At the back, this Toyota sports a side-hinged rear door (with its massive spare wheel), protruding rear main lamps, and a rear skid plate arrangement. Overall, the FJ Cruiser is the kind of SUV that those who have a soft corner for old-school 4x4s would love to wake up to every morning. Meanwhile, the new Wrangler not only appeals to Jeep lovers but also to those who want some modernity in their next dune basher.
Comparatively speaking, the interior of the Toyota FJ Cruiser looks dated and traditionally something you would find inside a car from its era. There are many flat and vertical surfaces in here, with old-school (but useful) analogue gauges (including an inclinometer and a compass) on the dashboard, traditional parking brake lever, manual air-con controls, grab handles, and a lever for the four-wheel-drive system.
The FJ Cruiser’s interior comes with several satin silver garnishes to boost the general ambience of this cabin. This cabin scores well when it comes to space, fit & finish, and ease of use for almost every control and accessibilities. However, a peculiarity here being the fact that the rear passengers can’t get out of the vehicle unless the front doors are already open.
Looking at the new Jeep Wrangler JL, its interior unarguably comes across as being more up-to-date and that too without losing any of its old-school charms. For example, you can get some good-quality materials here (even with contrast stitching), decent build quality & fit-and-finish, and appreciable space for passengers and even better, loads of cargo room in the back.
However, if you are into modern technology and features, then the 2020 Jeep Wrangler, even in its base Sport trim, does a better job than the FJ Cruiser GXR. Not only the better infotainment system, but also better instrument gauge, all-around visibility, and the overall touch & feel of the switchgear.
While fuel efficiency isn’t the biggest concern when buying a 4x4 like one of these, 2020 standards mean that it cannot be too bad, either. However, if we are just looking at the numbers here, it becomes clear that the older Toyota FJ Cruiser is a touch more “economical” when compared to its American rival.

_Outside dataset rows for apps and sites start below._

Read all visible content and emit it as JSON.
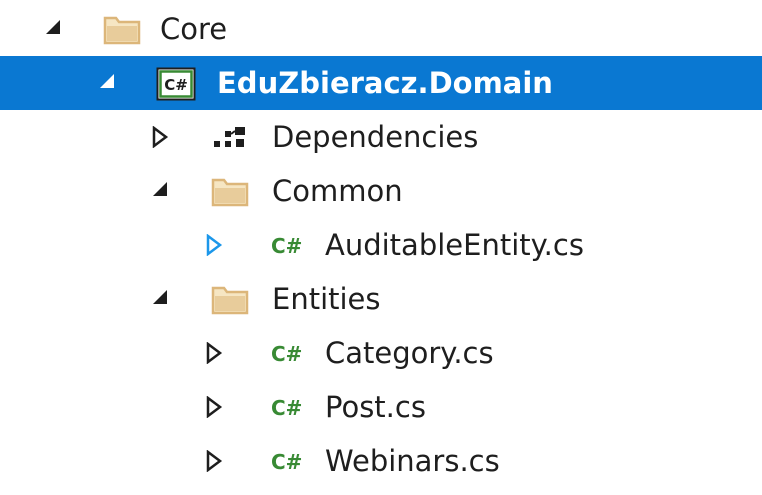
{
  "solution_explorer": {
    "nodes": [
      {
        "label": "Core",
        "icon": "folder-icon",
        "expander": "expanded"
      },
      {
        "label": "EduZbieracz.Domain",
        "icon": "csharp-project-icon",
        "icon_text": "C#",
        "expander": "expanded",
        "selected": true
      },
      {
        "label": "Dependencies",
        "icon": "dependencies-icon",
        "expander": "collapsed"
      },
      {
        "label": "Common",
        "icon": "folder-icon",
        "expander": "expanded"
      },
      {
        "label": "AuditableEntity.cs",
        "icon": "csharp-file-icon",
        "icon_text": "C#",
        "expander": "collapsed-hover"
      },
      {
        "label": "Entities",
        "icon": "folder-icon",
        "expander": "expanded"
      },
      {
        "label": "Category.cs",
        "icon": "csharp-file-icon",
        "icon_text": "C#",
        "expander": "collapsed"
      },
      {
        "label": "Post.cs",
        "icon": "csharp-file-icon",
        "icon_text": "C#",
        "expander": "collapsed"
      },
      {
        "label": "Webinars.cs",
        "icon": "csharp-file-icon",
        "icon_text": "C#",
        "expander": "collapsed"
      }
    ]
  },
  "colors": {
    "selection": "#0a78d2",
    "folder": "#dcb67a",
    "csharp": "#388a34",
    "expander": "#1e1e1e",
    "expander_hover": "#1c97ea"
  }
}
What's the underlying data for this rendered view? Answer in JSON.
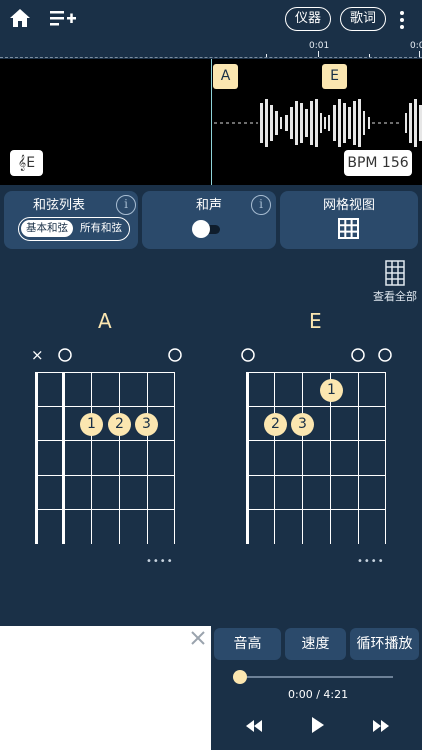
{
  "header": {
    "home_icon": "home-icon",
    "playlist_add_icon": "playlist-add-icon",
    "instrument_label": "仪器",
    "lyrics_label": "歌词",
    "more_icon": "more-vert-icon"
  },
  "timeline": {
    "ticks": [
      "0:01",
      "0:0"
    ]
  },
  "waveform": {
    "chord_tags": [
      "A",
      "E"
    ],
    "key_badge": "E",
    "key_icon": "treble-clef-icon",
    "bpm_label": "BPM 156"
  },
  "panels": {
    "chord_list": {
      "title": "和弦列表",
      "option_basic": "基本和弦",
      "option_all": "所有和弦",
      "info": "i"
    },
    "harmony": {
      "title": "和声",
      "info": "i",
      "toggle_on": false
    },
    "grid_view": {
      "title": "网格视图",
      "icon": "grid-icon"
    }
  },
  "view_all": {
    "label": "查看全部",
    "icon": "grid-icon"
  },
  "chords": [
    {
      "name": "A",
      "open_marks": "× ○ ○",
      "fingers": [
        "1",
        "2",
        "3"
      ],
      "more": "••••"
    },
    {
      "name": "E",
      "open_marks": "○ ○ ○",
      "fingers": [
        "1",
        "2",
        "3"
      ],
      "more": "••••"
    }
  ],
  "controls": {
    "pitch_label": "音高",
    "speed_label": "速度",
    "loop_label": "循环播放",
    "time_display": "0:00 / 4:21",
    "progress": 0.0,
    "close_ad_icon": "close-icon",
    "rewind_icon": "rewind-icon",
    "play_icon": "play-icon",
    "forward_icon": "fast-forward-icon"
  },
  "colors": {
    "background": "#1a3047",
    "panel": "#2b4a6b",
    "accent": "#fbe6b0"
  }
}
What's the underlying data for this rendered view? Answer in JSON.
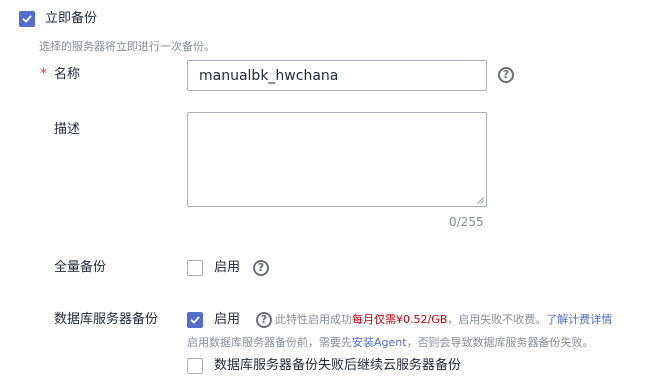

When it comes to their performance, despite its smaller displacement, the Jeep Wrangler specs sheet carries a 3.6-litre V6 report in with 285 hp and 353 Nm of torque - all assisted by an 8-speed automatic transmission. In comparison, the FJ Cruiser’s 4.0-litre V6 brings in 270 hp and 380 Nm with a robust 5-speed automatic gearbox to go along with its selectable four-wheel-drive system.
If you were to firewall the accelerator, the Toyota FJ Cruiser can touch 100 kmph in around 8 seconds or so, with a top speed in the region of 180 kmph. The newer Jeep Wrangler JL, meanwhile, can hit the tonne-mark a second quicker than its Japanese rival (7.0 seconds), and its top whack is rated at 185 kmph.
Occupant safety sure has come a long way in the recent times, and unfortunately, the Toyota FJ Cruiser shows its age here (and not in a good way). It only offers two airbags (in GXR trim), while the Jeep Wrangler Unlimited Sport comes with six. Of course, if you spend more money, the Wrangler can be had with even more safety kit.
If you don’t want to spend much, then the Toyota FJ Cruiser (with a price tag of just 147,000 dirhams) offers enough to keep you happy on most occasions. However, if you like your next 4x4 to possess better technology, more safety features, undeniably more customisations post-purchase, better on-road performance, more rear-passenger, and boot space, then the 2020 Jeep Wrangler makes for a great choice.
Also read: Honda Pilot vs Mazda CX-9 - The better buy